There are many words that get thrown around in the conversation of national healing, particularly in the conversation surrounding Black Americans and the institution of slavery. There is one specific word that has been used repeatedly for decades as the conversation is reframed and contextualized– often to be ignored once again for another electoral cycle. Reparations– let's talk about it.
In a series of blogs, I will be discussing reparations. This serves as a brief introduction to the topic that will be expanded on in a series of posts here. To start this exploration, I am going to start with a definition of reparations, as it will be considered in this piece.
To begin a reasonable conversation on the topic of reparations, we have to first understand what it is we are talking about. While there is a definition via the dictionary, the definition of reparations varies in the colloquial sense. Finding a common-sense definition of reparations– even through the history of the United States alone– is difficult. Ranging from monetary awards to simple acknowledgment, the term “reparations” has meant a variety of things for a range of groups that have been impacted by the United States.
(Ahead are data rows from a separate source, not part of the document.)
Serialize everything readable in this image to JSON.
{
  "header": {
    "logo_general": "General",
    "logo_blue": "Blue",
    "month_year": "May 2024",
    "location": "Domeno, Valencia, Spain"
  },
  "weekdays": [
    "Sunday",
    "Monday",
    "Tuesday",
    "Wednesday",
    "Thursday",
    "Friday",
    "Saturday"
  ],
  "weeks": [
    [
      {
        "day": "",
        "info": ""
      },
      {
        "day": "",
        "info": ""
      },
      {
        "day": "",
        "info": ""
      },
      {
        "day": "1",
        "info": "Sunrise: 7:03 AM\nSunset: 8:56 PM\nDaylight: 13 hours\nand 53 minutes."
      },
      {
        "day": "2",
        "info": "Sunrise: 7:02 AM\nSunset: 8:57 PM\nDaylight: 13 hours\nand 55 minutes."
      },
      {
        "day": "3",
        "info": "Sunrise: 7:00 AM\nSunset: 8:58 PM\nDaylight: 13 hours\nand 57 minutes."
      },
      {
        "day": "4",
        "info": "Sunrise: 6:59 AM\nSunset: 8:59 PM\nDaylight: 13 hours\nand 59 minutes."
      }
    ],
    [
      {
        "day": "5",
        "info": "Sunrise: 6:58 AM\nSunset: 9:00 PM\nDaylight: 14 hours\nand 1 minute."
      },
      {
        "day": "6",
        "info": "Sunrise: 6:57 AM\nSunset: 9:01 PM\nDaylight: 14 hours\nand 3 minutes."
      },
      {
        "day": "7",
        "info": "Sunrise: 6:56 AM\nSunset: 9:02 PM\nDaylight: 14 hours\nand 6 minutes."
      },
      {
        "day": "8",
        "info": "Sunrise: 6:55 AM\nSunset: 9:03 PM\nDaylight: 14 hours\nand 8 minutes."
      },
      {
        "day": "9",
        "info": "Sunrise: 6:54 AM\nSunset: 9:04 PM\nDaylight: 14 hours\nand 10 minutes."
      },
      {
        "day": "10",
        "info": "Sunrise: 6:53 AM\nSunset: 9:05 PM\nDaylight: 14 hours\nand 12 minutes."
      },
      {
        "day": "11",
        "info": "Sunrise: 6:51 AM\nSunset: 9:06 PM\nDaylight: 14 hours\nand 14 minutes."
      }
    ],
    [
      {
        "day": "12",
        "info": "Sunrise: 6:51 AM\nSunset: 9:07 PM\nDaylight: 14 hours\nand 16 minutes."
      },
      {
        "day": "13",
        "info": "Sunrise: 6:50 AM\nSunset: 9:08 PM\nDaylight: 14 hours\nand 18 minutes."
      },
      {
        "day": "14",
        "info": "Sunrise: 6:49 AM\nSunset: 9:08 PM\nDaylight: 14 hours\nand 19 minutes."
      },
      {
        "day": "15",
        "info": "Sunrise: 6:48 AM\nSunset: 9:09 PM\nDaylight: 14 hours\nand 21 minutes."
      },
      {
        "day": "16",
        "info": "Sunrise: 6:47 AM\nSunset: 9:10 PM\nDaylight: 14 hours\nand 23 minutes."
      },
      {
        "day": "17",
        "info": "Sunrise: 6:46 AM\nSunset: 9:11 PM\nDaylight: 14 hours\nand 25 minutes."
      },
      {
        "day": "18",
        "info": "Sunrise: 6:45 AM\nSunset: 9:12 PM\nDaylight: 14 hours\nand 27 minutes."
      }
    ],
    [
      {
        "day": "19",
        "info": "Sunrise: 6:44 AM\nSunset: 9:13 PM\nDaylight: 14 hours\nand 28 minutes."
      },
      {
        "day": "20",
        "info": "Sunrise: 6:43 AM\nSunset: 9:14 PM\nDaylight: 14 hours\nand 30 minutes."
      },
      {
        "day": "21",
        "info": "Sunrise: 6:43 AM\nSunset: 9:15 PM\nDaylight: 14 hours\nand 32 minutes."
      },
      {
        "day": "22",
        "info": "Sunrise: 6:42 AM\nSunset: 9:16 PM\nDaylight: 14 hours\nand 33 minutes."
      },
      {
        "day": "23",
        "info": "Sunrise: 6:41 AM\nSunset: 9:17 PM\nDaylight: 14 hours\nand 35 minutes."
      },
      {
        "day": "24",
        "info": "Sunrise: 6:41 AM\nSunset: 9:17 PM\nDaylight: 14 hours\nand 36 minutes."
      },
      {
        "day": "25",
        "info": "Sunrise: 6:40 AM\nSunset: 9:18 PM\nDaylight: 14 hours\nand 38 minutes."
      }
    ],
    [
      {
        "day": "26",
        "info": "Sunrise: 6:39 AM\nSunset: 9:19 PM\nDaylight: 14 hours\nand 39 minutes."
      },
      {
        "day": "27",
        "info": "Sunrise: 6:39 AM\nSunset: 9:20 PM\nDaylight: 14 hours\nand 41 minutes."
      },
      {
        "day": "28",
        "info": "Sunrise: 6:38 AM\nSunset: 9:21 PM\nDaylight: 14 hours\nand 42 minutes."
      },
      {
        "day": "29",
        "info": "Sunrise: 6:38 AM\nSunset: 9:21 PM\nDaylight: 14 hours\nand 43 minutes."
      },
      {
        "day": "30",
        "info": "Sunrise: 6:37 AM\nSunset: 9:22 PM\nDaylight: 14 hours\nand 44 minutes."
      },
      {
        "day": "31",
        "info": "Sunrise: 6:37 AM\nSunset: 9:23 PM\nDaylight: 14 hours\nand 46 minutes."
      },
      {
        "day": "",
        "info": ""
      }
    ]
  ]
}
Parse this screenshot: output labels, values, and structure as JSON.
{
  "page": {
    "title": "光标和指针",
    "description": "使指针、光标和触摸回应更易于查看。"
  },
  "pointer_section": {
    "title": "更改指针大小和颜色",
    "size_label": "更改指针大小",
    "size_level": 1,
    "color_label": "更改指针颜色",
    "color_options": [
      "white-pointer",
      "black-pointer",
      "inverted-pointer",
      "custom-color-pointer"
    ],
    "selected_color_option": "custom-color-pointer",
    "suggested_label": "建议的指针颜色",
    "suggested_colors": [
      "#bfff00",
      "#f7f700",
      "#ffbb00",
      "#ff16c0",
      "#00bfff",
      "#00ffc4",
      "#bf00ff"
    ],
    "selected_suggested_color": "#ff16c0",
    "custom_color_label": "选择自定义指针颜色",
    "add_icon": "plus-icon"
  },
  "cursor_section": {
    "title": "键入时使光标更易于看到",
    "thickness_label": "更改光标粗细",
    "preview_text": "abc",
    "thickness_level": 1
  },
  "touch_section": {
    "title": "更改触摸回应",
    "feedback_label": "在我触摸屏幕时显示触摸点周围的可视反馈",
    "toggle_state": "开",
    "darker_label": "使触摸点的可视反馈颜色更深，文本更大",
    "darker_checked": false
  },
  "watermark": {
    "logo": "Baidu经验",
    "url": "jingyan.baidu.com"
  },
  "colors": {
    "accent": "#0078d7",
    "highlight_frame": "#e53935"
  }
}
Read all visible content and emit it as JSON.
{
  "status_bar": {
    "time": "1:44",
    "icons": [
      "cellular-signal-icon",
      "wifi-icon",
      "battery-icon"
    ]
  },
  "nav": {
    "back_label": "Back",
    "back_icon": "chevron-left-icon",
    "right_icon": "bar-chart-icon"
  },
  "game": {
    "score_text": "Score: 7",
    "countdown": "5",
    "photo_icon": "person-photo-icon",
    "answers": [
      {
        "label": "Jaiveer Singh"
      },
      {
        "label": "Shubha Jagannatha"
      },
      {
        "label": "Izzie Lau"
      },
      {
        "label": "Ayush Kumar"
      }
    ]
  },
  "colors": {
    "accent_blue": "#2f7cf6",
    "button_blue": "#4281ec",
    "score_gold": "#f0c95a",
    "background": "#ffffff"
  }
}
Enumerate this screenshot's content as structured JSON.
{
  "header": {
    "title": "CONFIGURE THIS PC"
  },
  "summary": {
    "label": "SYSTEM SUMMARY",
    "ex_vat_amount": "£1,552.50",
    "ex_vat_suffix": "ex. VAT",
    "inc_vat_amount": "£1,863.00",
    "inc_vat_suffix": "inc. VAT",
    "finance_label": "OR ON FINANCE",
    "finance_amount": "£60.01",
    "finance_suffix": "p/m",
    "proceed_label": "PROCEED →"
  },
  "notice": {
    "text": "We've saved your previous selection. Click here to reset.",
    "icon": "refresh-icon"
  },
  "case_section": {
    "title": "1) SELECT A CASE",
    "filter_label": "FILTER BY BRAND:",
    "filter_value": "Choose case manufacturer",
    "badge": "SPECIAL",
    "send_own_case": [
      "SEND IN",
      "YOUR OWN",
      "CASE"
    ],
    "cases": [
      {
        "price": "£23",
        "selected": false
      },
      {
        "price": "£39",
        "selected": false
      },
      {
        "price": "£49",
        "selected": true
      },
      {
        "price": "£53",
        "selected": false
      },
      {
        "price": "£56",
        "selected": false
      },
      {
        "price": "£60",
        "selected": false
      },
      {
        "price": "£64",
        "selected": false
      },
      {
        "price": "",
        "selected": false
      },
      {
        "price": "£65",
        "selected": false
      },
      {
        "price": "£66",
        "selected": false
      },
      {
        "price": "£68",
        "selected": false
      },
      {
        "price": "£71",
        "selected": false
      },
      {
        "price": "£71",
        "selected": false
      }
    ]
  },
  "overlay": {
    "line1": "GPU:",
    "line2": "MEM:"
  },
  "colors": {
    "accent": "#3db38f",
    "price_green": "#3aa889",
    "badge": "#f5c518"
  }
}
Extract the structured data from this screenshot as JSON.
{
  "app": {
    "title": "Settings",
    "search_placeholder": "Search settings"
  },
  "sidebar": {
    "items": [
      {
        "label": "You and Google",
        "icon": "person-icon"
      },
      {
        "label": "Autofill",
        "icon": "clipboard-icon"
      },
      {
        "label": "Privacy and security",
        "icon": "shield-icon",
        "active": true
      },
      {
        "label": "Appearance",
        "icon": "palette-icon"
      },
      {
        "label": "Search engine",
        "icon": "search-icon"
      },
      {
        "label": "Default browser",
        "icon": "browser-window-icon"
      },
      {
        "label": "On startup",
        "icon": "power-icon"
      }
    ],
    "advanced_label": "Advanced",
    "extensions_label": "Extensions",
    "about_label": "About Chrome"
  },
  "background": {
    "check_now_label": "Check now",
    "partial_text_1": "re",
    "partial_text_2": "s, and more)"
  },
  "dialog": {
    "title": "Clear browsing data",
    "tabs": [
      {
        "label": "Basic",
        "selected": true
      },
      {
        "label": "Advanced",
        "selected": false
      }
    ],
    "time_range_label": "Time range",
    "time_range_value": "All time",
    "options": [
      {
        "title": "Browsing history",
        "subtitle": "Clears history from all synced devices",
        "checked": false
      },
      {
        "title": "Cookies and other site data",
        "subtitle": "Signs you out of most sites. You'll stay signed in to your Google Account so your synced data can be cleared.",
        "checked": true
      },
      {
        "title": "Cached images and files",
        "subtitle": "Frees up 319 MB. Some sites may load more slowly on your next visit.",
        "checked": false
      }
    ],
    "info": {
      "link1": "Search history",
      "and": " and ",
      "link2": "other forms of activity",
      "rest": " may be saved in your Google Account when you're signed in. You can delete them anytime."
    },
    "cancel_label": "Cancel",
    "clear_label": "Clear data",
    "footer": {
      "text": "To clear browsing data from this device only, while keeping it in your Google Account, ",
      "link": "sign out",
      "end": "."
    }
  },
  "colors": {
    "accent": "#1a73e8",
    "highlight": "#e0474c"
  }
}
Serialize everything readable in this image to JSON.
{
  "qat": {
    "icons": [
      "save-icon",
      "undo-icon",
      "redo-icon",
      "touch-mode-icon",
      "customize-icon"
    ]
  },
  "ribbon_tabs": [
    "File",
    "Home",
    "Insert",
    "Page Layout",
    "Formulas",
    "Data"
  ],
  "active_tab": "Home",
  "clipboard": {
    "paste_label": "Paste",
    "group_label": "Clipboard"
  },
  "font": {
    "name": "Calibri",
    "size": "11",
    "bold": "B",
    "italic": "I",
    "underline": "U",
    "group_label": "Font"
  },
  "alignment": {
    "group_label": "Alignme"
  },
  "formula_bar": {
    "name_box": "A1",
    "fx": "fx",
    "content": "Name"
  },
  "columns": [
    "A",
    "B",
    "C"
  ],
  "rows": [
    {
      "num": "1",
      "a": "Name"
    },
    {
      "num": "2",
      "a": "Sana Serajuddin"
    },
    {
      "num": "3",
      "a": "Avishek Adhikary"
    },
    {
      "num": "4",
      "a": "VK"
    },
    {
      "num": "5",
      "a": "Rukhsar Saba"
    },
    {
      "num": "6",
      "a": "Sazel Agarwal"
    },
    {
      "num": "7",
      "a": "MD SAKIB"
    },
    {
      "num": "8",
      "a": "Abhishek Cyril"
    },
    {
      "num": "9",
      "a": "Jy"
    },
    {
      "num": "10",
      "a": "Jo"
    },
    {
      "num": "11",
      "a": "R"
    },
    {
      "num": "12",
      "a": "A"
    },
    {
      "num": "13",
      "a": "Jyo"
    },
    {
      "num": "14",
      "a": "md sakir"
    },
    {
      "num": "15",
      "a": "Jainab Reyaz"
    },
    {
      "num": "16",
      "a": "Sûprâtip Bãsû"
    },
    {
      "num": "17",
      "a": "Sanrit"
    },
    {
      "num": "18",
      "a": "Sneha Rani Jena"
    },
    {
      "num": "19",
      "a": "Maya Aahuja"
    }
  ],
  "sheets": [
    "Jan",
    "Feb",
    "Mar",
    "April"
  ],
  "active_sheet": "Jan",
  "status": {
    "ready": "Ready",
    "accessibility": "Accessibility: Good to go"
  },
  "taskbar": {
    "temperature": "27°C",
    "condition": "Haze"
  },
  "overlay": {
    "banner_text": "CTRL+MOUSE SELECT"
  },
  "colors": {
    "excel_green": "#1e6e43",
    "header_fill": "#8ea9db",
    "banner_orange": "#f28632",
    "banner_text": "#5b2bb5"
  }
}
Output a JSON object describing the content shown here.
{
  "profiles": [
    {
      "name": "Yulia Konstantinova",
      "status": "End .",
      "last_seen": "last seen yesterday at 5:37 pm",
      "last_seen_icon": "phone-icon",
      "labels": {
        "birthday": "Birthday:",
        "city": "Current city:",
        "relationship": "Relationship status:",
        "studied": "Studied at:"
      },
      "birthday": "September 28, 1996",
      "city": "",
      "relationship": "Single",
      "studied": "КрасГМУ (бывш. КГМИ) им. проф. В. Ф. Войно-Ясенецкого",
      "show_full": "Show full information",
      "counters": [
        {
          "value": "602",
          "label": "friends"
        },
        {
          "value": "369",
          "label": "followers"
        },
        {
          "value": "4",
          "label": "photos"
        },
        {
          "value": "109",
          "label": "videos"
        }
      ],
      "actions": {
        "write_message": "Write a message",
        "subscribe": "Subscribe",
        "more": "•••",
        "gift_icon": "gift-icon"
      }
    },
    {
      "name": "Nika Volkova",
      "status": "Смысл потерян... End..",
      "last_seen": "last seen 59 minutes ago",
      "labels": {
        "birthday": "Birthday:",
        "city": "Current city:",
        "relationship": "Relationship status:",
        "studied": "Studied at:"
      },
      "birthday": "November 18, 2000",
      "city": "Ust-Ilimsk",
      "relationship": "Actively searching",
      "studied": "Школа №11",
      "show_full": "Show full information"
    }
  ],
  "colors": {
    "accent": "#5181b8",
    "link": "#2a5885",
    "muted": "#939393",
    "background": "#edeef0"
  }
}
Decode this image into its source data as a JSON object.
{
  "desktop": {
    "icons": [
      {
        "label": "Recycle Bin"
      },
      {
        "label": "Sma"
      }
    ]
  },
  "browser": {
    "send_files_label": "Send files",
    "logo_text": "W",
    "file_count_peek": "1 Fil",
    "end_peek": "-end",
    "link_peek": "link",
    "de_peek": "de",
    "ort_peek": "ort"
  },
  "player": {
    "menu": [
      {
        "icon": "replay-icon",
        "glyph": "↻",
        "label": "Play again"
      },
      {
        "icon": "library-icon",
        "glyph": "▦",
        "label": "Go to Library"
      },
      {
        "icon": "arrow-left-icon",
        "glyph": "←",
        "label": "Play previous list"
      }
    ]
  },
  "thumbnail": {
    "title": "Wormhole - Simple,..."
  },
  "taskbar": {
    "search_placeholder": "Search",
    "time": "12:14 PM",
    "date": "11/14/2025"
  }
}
Each group for whom reparations have been awarded or considered has been impacted by the United States in such a way that has caused severe damages, historically. These damages range from purely financial to health-based to property-based to even more egregious acts. In many instances, the disparities caused in the past continue to create inequities in the present. As such, the definition of reparations must also take into account the impacts that exist in the present and work to address these realities.
Based on the above, there is a need for reparations to be based on adhering to the model of crime and punishment and addressing adversities created by the actions of the past. As such for the sake of this piece, reparations can be defined as the following: a monetary value that has been awarded to individuals of a specific group as a sense of both penance for previous actions and an act to increase equity of those who have been disenfranchised by the United States government.
This definition may be contentious for some. There may be questions as to why there is a need to increase equity or why those of us living in the present should bear the responsibility of answering for actions of the past. These are questions that we will talk about in more detail in further exploring the topic; however, there are a few things that can be extrapolated from just the general contextual information that has been provided above.
Generally, crime begets punishment. The United States does have a justice system, and this is partially vested in the United States Department of Justice. This federal office has a mission of the following: "To enforce the law and defend the interests of the United States according to the law, to ensure public safety against threats foreign and domestic, to provide federal leadership in preventing and controlling crime, to seek just punishment for those guilty of unlawful behavior, and to ensure fair and impartial administration of justice for all Americans" (Section 1, Department of Justice Manual).
Based on this information, the United States federal government has a self-created responsibility to pursue punishment for unlawful behavior. When property has been stolen historically, the individual who possesses the stolen property has faced some form of punishment. While this is not generally in terms of jailing, it is sometimes in the form of financial compensation and/or the return of property. When a company has been found to have garnished the wages of their employees unfairly, there is a financial compensation awarded or a fee as a penalty. The information leads to the definition created above– for the sake of this piece– as a conglomeration of the pieces of legal precedent explained prior.
In the next post, I will be exploring the next logical question: why reparations for Black people?
Myles Maxie is a Middlebury College graduate. A Southern California native, Maxie works to positively influence the communities he finds himself in to instill hope and empower those around him to advocate for change.